--- Records from a data collection ---
.....

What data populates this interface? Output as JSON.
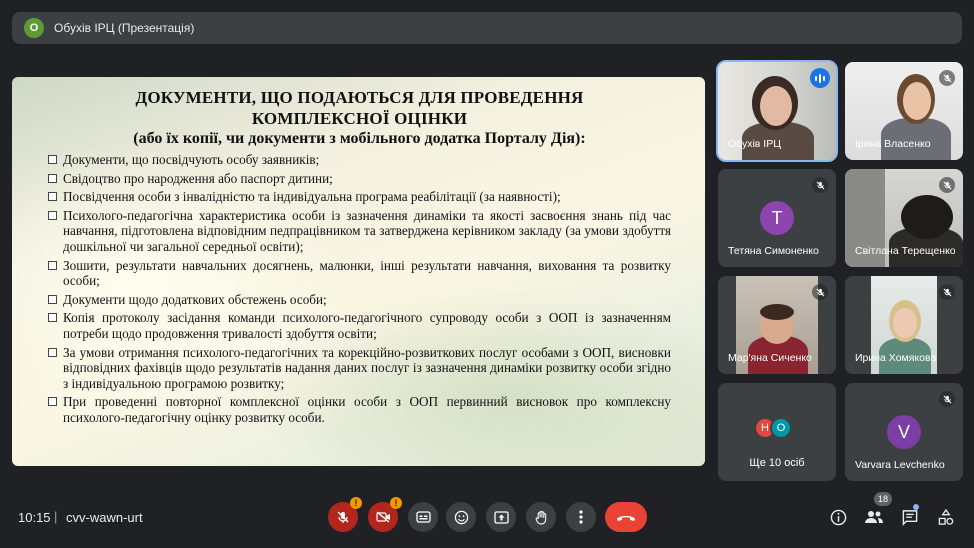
{
  "presenter_bar": {
    "avatar_letter": "О",
    "title": "Обухів ІРЦ (Презентація)"
  },
  "slide": {
    "title_line1": "ДОКУМЕНТИ, ЩО ПОДАЮТЬСЯ ДЛЯ ПРОВЕДЕННЯ",
    "title_line2": "КОМПЛЕКСНОЇ ОЦІНКИ",
    "subtitle": "(або їх копії, чи документи з мобільного додатка Порталу Дія):",
    "items": [
      "Документи, що посвідчують особу заявників;",
      "Свідоцтво про народження або паспорт дитини;",
      "Посвідчення особи з інвалідністю та індивідуальна програма реабілітації (за наявності);",
      "Психолого-педагогічна характеристика особи із зазначення динаміки та якості засвоєння знань під час навчання, підготовлена відповідним педпрацівником та затверджена керівником закладу (за умови здобуття дошкільної чи загальної середньої освіти);",
      "Зошити, результати навчальних досягнень, малюнки, інші результати навчання, виховання та розвитку особи;",
      "Документи щодо додаткових обстежень особи;",
      "Копія протоколу засідання команди психолого-педагогічного супроводу особи з ООП із зазначенням потреби щодо продовження тривалості здобуття освіти;",
      "За умови отримання психолого-педагогічних та корекційно-розвиткових послуг особами з ООП, висновки відповідних фахівців щодо результатів надання даних послуг із зазначення динаміки розвитку особи згідно з індивідуальною програмою розвитку;",
      "При проведенні повторної комплексної оцінки особи з ООП первинний висновок про комплексну психолого-педагогічну оцінку розвитку особи."
    ]
  },
  "participants": [
    {
      "name": "Обухів ІРЦ",
      "speaking": true
    },
    {
      "name": "Ірина Власенко",
      "muted": true
    },
    {
      "name": "Тетяна Симоненко",
      "letter": "Т",
      "muted": true,
      "color": "#8e44ad"
    },
    {
      "name": "Світлана Терещенко",
      "muted": true
    },
    {
      "name": "Мар'яна Сиченко",
      "muted": true
    },
    {
      "name": "Ирина Хомякова",
      "muted": true
    },
    {
      "name": "Varvara Levchenko",
      "letter": "V",
      "muted": true,
      "color": "#7b3fa6"
    }
  ],
  "more": {
    "label": "Ще 10 осіб",
    "avatars": [
      "Н",
      "О"
    ],
    "avatar_colors": [
      "#e8453c",
      "#0097a7"
    ]
  },
  "bottom": {
    "time": "10:15",
    "separator": "|",
    "meeting_code": "cvv-wawn-urt",
    "participant_count": "18",
    "warn": "!"
  },
  "colors": {
    "accent": "#8ab4f8",
    "hangup": "#ea4335",
    "tile": "#3c4043"
  }
}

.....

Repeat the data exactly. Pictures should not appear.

What data populates this interface? Output as JSON.
{
  "presenter_bar": {
    "avatar_letter": "О",
    "title": "Обухів ІРЦ (Презентація)"
  },
  "slide": {
    "title_line1": "ДОКУМЕНТИ, ЩО ПОДАЮТЬСЯ ДЛЯ ПРОВЕДЕННЯ",
    "title_line2": "КОМПЛЕКСНОЇ ОЦІНКИ",
    "subtitle": "(або їх копії, чи документи з мобільного додатка Порталу Дія):",
    "items": [
      "Документи, що посвідчують особу заявників;",
      "Свідоцтво про народження або паспорт дитини;",
      "Посвідчення особи з інвалідністю та індивідуальна програма реабілітації (за наявності);",
      "Психолого-педагогічна характеристика особи із зазначення динаміки та якості засвоєння знань під час навчання, підготовлена відповідним педпрацівником та затверджена керівником закладу (за умови здобуття дошкільної чи загальної середньої освіти);",
      "Зошити, результати навчальних досягнень, малюнки, інші результати навчання, виховання та розвитку особи;",
      "Документи щодо додаткових обстежень особи;",
      "Копія протоколу засідання команди психолого-педагогічного супроводу особи з ООП із зазначенням потреби щодо продовження тривалості здобуття освіти;",
      "За умови отримання психолого-педагогічних та корекційно-розвиткових послуг особами з ООП, висновки відповідних фахівців щодо результатів надання даних послуг із зазначення динаміки розвитку особи згідно з індивідуальною програмою розвитку;",
      "При проведенні повторної комплексної оцінки особи з ООП первинний висновок про комплексну психолого-педагогічну оцінку розвитку особи."
    ]
  },
  "participants": [
    {
      "name": "Обухів ІРЦ",
      "speaking": true
    },
    {
      "name": "Ірина Власенко",
      "muted": true
    },
    {
      "name": "Тетяна Симоненко",
      "letter": "Т",
      "muted": true,
      "color": "#8e44ad"
    },
    {
      "name": "Світлана Терещенко",
      "muted": true
    },
    {
      "name": "Мар'яна Сиченко",
      "muted": true
    },
    {
      "name": "Ирина Хомякова",
      "muted": true
    },
    {
      "name": "Varvara Levchenko",
      "letter": "V",
      "muted": true,
      "color": "#7b3fa6"
    }
  ],
  "more": {
    "label": "Ще 10 осіб",
    "avatars": [
      "Н",
      "О"
    ],
    "avatar_colors": [
      "#e8453c",
      "#0097a7"
    ]
  },
  "bottom": {
    "time": "10:15",
    "separator": "|",
    "meeting_code": "cvv-wawn-urt",
    "participant_count": "18",
    "warn": "!"
  },
  "colors": {
    "accent": "#8ab4f8",
    "hangup": "#ea4335",
    "tile": "#3c4043"
  }
}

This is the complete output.